What is a Slot?

A slot is a position within a group, series or sequence. The word can also refer to a specific time and place for a flight, such as a scheduled landing or takeoff slot granted by an air-traffic control authority. A slot can also be the position of a job, such as the chief copy editor’s slot at a newspaper.

In a slot machine, players insert cash or, in the case of “ticket-in, ticket-out” machines, a paper ticket with a barcode into a designated slot to activate the machine and begin playing. A player can then manipulate the lever or button (physical or on a touchscreen) to spin and stop the reels, which will then rearrange the symbols according to the paytable. The machine then pays out credits based on the combination of winning symbols, as determined by the game’s theme. The symbols vary depending on the machine, but classics include fruit, bells, and stylized lucky sevens.

While slots have changed a lot over the years, the basic principles remain the same. A player pulls a handle or pushes a button to rotate a series of reels that have pictures printed on them. Winning or losing depends on which of these pictures line up with the pay line, a horizontal line in the center of the viewing window. The amount won or lost depends on whether all or part of a symbol or series of symbols lines up with the pay line and how much is staked per spin.

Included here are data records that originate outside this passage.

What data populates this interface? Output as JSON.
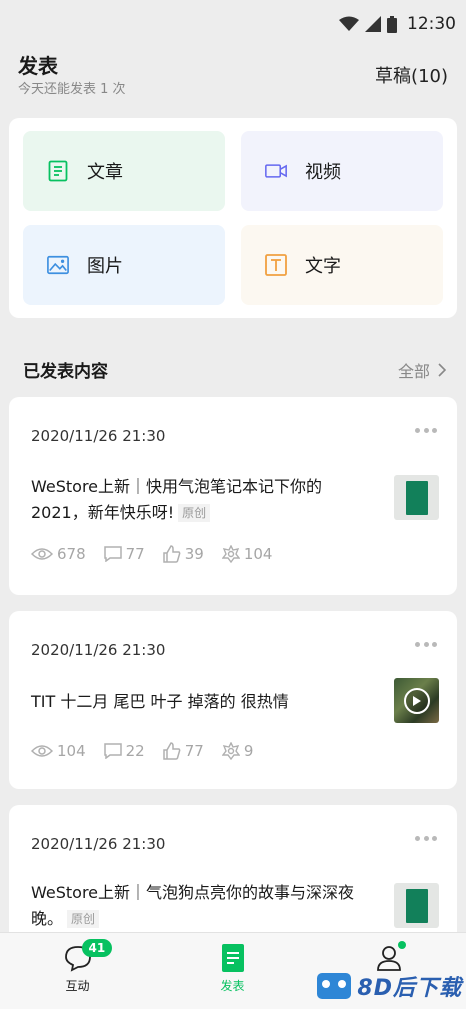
{
  "status": {
    "time": "12:30"
  },
  "header": {
    "title": "发表",
    "subtitle": "今天还能发表 1 次",
    "drafts": "草稿(10)"
  },
  "create": [
    {
      "label": "文章",
      "icon": "article-icon",
      "color": "#07c160"
    },
    {
      "label": "视频",
      "icon": "video-icon",
      "color": "#6467f0"
    },
    {
      "label": "图片",
      "icon": "image-icon",
      "color": "#3d8fe0"
    },
    {
      "label": "文字",
      "icon": "text-icon",
      "color": "#f0a040"
    }
  ],
  "section": {
    "title": "已发表内容",
    "all": "全部"
  },
  "posts": [
    {
      "date": "2020/11/26 21:30",
      "text": "WeStore上新｜快用气泡笔记本记下你的2021，新年快乐呀!",
      "tag": "原创",
      "views": "678",
      "comments": "77",
      "likes": "39",
      "shares": "104"
    },
    {
      "date": "2020/11/26 21:30",
      "text": "TIT 十二月 尾巴 叶子 掉落的 很热情",
      "views": "104",
      "comments": "22",
      "likes": "77",
      "shares": "9"
    },
    {
      "date": "2020/11/26 21:30",
      "text": "WeStore上新｜气泡狗点亮你的故事与深深夜晚。",
      "tag": "原创"
    }
  ],
  "nav": {
    "interact": "互动",
    "interact_badge": "41",
    "publish": "发表"
  },
  "watermark": "8D后下载",
  "colors": {
    "accent": "#07c160"
  }
}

Some slot games feature a single payline, while others have multiple and even progressive jackpots and bonus features. These extras can be triggered during the main game, free spins, or during a special event such as a progressive multiplier. Some slots also have a HELP or INFO button that will provide a description of the machine’s payouts, play lines, and bonus features.

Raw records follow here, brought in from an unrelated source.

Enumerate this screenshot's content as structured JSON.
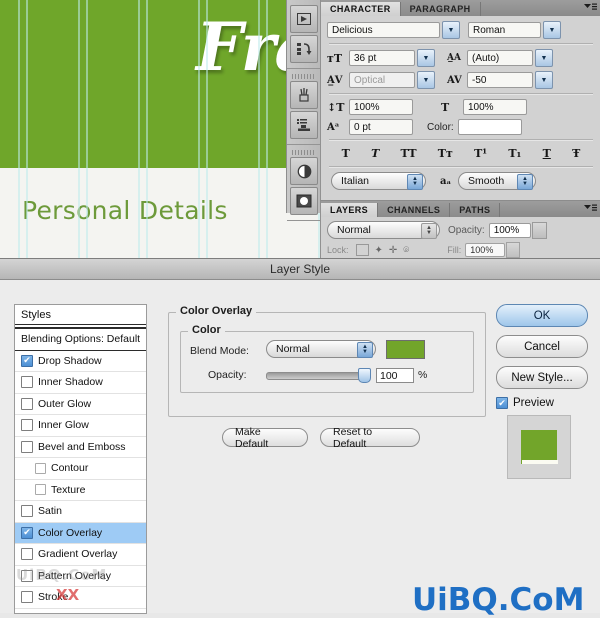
{
  "canvas": {
    "heading_text": "Fra",
    "section_title": "Personal Details",
    "green_hex": "#6fa62a",
    "stripe_hex": "#bdeaea",
    "title_color": "#ffffff",
    "section_color": "#6d9a3a"
  },
  "dock": {
    "items": [
      {
        "name": "animation-panel-icon",
        "glyph": "▶"
      },
      {
        "name": "actions-panel-icon",
        "glyph": "⤷"
      },
      {
        "name": "brushes-panel-icon",
        "glyph": "✐"
      },
      {
        "name": "tool-presets-panel-icon",
        "glyph": "≡"
      },
      {
        "name": "adjustments-panel-icon",
        "glyph": "◐"
      },
      {
        "name": "masks-panel-icon",
        "glyph": "◉"
      }
    ]
  },
  "character_panel": {
    "tabs": [
      {
        "label": "CHARACTER",
        "active": true
      },
      {
        "label": "PARAGRAPH",
        "active": false
      }
    ],
    "font_family": "Delicious",
    "font_style": "Roman",
    "font_size": "36 pt",
    "leading": "(Auto)",
    "kerning": "Optical",
    "tracking": "-50",
    "vertical_scale": "100%",
    "horizontal_scale": "100%",
    "baseline_shift": "0 pt",
    "color_label": "Color:",
    "color_value": "#ffffff",
    "language": "Italian",
    "antialias": "Smooth",
    "style_buttons": [
      "T",
      "T",
      "TT",
      "Tᴛ",
      "T¹",
      "T₁",
      "T",
      "Ŧ"
    ],
    "icons": {
      "size": "ᴛT",
      "leading": "A̲A",
      "kerning": "A̲V",
      "tracking": "AV",
      "vscale": "↕T",
      "hscale": "T",
      "baseline": "Aᵃ",
      "antialias": "aₐ"
    }
  },
  "layers_panel": {
    "tabs": [
      {
        "label": "LAYERS",
        "active": true
      },
      {
        "label": "CHANNELS",
        "active": false
      },
      {
        "label": "PATHS",
        "active": false
      }
    ],
    "blend_mode": "Normal",
    "opacity_label": "Opacity:",
    "opacity_value": "100%",
    "fill_label": "Fill:",
    "fill_value": "100%"
  },
  "dialog": {
    "title": "Layer Style",
    "styles_list": {
      "header": "Styles",
      "blending_options": "Blending Options: Default",
      "items": [
        {
          "label": "Drop Shadow",
          "checked": true,
          "sub": false,
          "selected": false
        },
        {
          "label": "Inner Shadow",
          "checked": false,
          "sub": false,
          "selected": false
        },
        {
          "label": "Outer Glow",
          "checked": false,
          "sub": false,
          "selected": false
        },
        {
          "label": "Inner Glow",
          "checked": false,
          "sub": false,
          "selected": false
        },
        {
          "label": "Bevel and Emboss",
          "checked": false,
          "sub": false,
          "selected": false
        },
        {
          "label": "Contour",
          "checked": false,
          "sub": true,
          "selected": false
        },
        {
          "label": "Texture",
          "checked": false,
          "sub": true,
          "selected": false
        },
        {
          "label": "Satin",
          "checked": false,
          "sub": false,
          "selected": false
        },
        {
          "label": "Color Overlay",
          "checked": true,
          "sub": false,
          "selected": true
        },
        {
          "label": "Gradient Overlay",
          "checked": false,
          "sub": false,
          "selected": false
        },
        {
          "label": "Pattern Overlay",
          "checked": false,
          "sub": false,
          "selected": false
        },
        {
          "label": "Stroke",
          "checked": false,
          "sub": false,
          "selected": false
        }
      ]
    },
    "color_overlay": {
      "group_title": "Color Overlay",
      "sub_group_title": "Color",
      "blend_mode_label": "Blend Mode:",
      "blend_mode_value": "Normal",
      "swatch_color": "#72a52a",
      "opacity_label": "Opacity:",
      "opacity_value": "100",
      "opacity_unit": "%",
      "make_default": "Make Default",
      "reset_to_default": "Reset to Default"
    },
    "buttons": {
      "ok": "OK",
      "cancel": "Cancel",
      "new_style": "New Style...",
      "preview": "Preview",
      "preview_color": "#72a52a"
    }
  },
  "watermark": {
    "main": "UiBQ.CoM",
    "sub": "　",
    "faint": "UiBQ.CoM",
    "x_mark": "XX",
    "color": "#1f6fc4"
  }
}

Another important aspect of a slot is the random-number generator. This computer-controlled program records a number for each possible sequence of symbols on the reels, then uses an internal table to match that sequence to a stop on each reel. When a trigger signal is received, the RNG sets a new number and the computer finds the corresponding sequence. The computer then determines which stop on the reels to align with each triggering symbol and triggers the appropriate combination of symbols.

One of the most common mistakes that slot players make is to believe that a winning combination is “due.” This is a myth, and there are no guaranteed ways to win at a slot. Instead, choose machines that interest you and enjoy playing them. Try a variety of styles and themes to increase your chances of winning.

Despite the many changes in slot machine technology, one thing that has remained consistent is the need for a strong security system to protect player information. Online casinos use a range of security measures to ensure that customer data is kept secure and that transactions are protected from fraud.